The MUAC measurement conducted on Vanshika revealed that she suffered from SAM. Nasreen’s counseling to Vanshika’s mother also included the side effects of malnutrition on the future wellbeing of her child. Further, both the community based cadre of service providers talked about the services at the Nutritional Rehabilitation Centre, where medical treatment is provided for SAM, but in the wake of the 4-month pregnancy of Vanshika’s mother, the family refused to take Vanshika to the NRC.

After having understood the internal complexities of Vanshika’s family leading to the failure of the NRC referral, Nasreen, RMF’s CNE spoke with Vanshika’s mother at length on ways and means by which she could improve the nutritional status of both herself and her child. The aspects that Nasreen counseled Vanshika’s mother on included: preparation of nutrition rich food at home, keeping the precautions of health & hygiene, maintain the immunization calendar of the child, seeking the services of AWC and ANM’s sub-center, regular visits to Anganwadi centers for collection of supplementary food, etc.

The first follow-up visit conducted by the same CNE after a month revealed that both mother and child were improving on almost all aspects of their health and wellbeing. The child showed a visible improvement of MUAC reading of 11.5 from the last month’s base line of 11.0. Vanshika’s mother showed significant signs of improvement as far as her own anemia was concerned. The CNE maintained the consistency of her follow up and regularly visited the family to track the condition of mother & child. In the subsequent visits that the CNE conducted for tracking the case of Vanshika, her nutritional status had improved substantially. From 11.0 cms, Vanshika had reached the MUAC reading of 12.9 cms. In the meantime, in November 2013, Vanshika’s mother gave birth to a healthy baby boy in the hospital.

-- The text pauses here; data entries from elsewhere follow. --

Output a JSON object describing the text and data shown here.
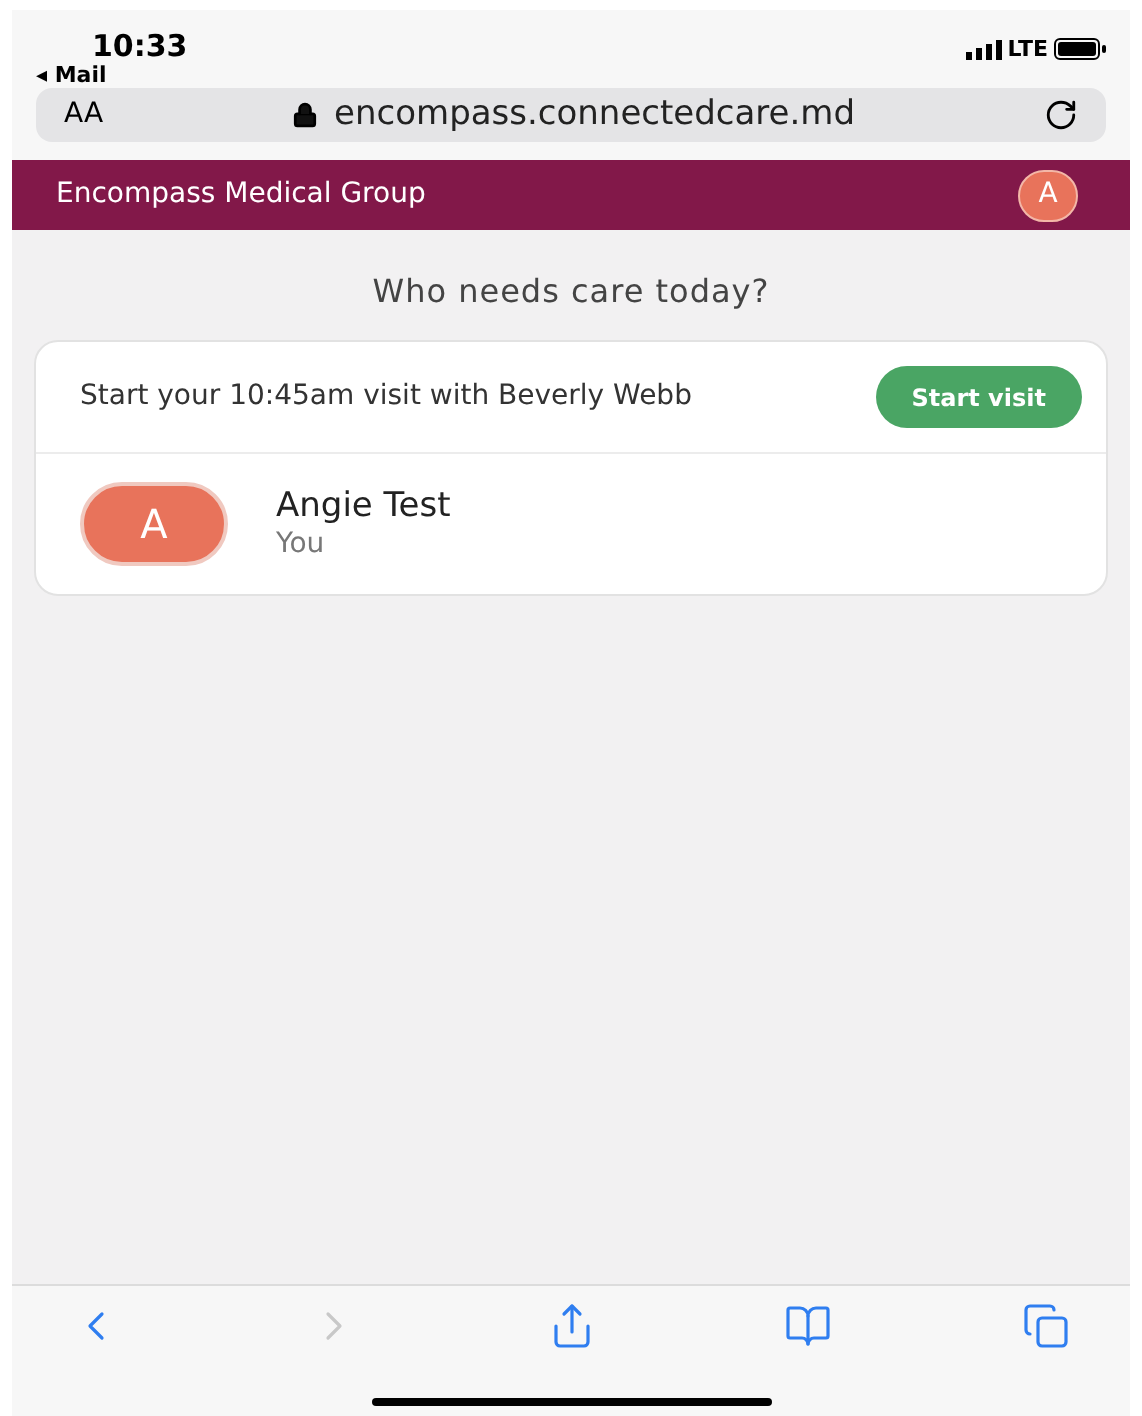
{
  "status_bar": {
    "time": "10:33",
    "back_app": "◂ Mail",
    "network": "LTE"
  },
  "address_bar": {
    "reader_label": "AA",
    "url": "encompass.connectedcare.md"
  },
  "header": {
    "title": "Encompass Medical Group",
    "avatar_letter": "A"
  },
  "heading": "Who needs care today?",
  "visit_banner": {
    "message": "Start your 10:45am visit with Beverly Webb",
    "button": "Start visit"
  },
  "patients": [
    {
      "initial": "A",
      "name": "Angie Test",
      "relation": "You"
    }
  ],
  "toolbar": [
    {
      "kind": "back",
      "disabled": false
    },
    {
      "kind": "forward",
      "disabled": true
    },
    {
      "kind": "share",
      "disabled": false
    },
    {
      "kind": "bookmarks",
      "disabled": false
    },
    {
      "kind": "tabs",
      "disabled": false
    }
  ]
}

Through the programmatic consistency that RMF’s CNE demonstrated and maintained for a period of one year, the health of a village woman and her severely malnourished child could be transformed, and Vanshika’s whole family saw a new dawn.

RMF red arrow icon
Return to Top
  More Reports on:
Childhood Malnutrition Eradication Program
        Country Page: India
        Initiative Page: Childhood Malnutrition Eradication Program
        Facebook: #RMFindia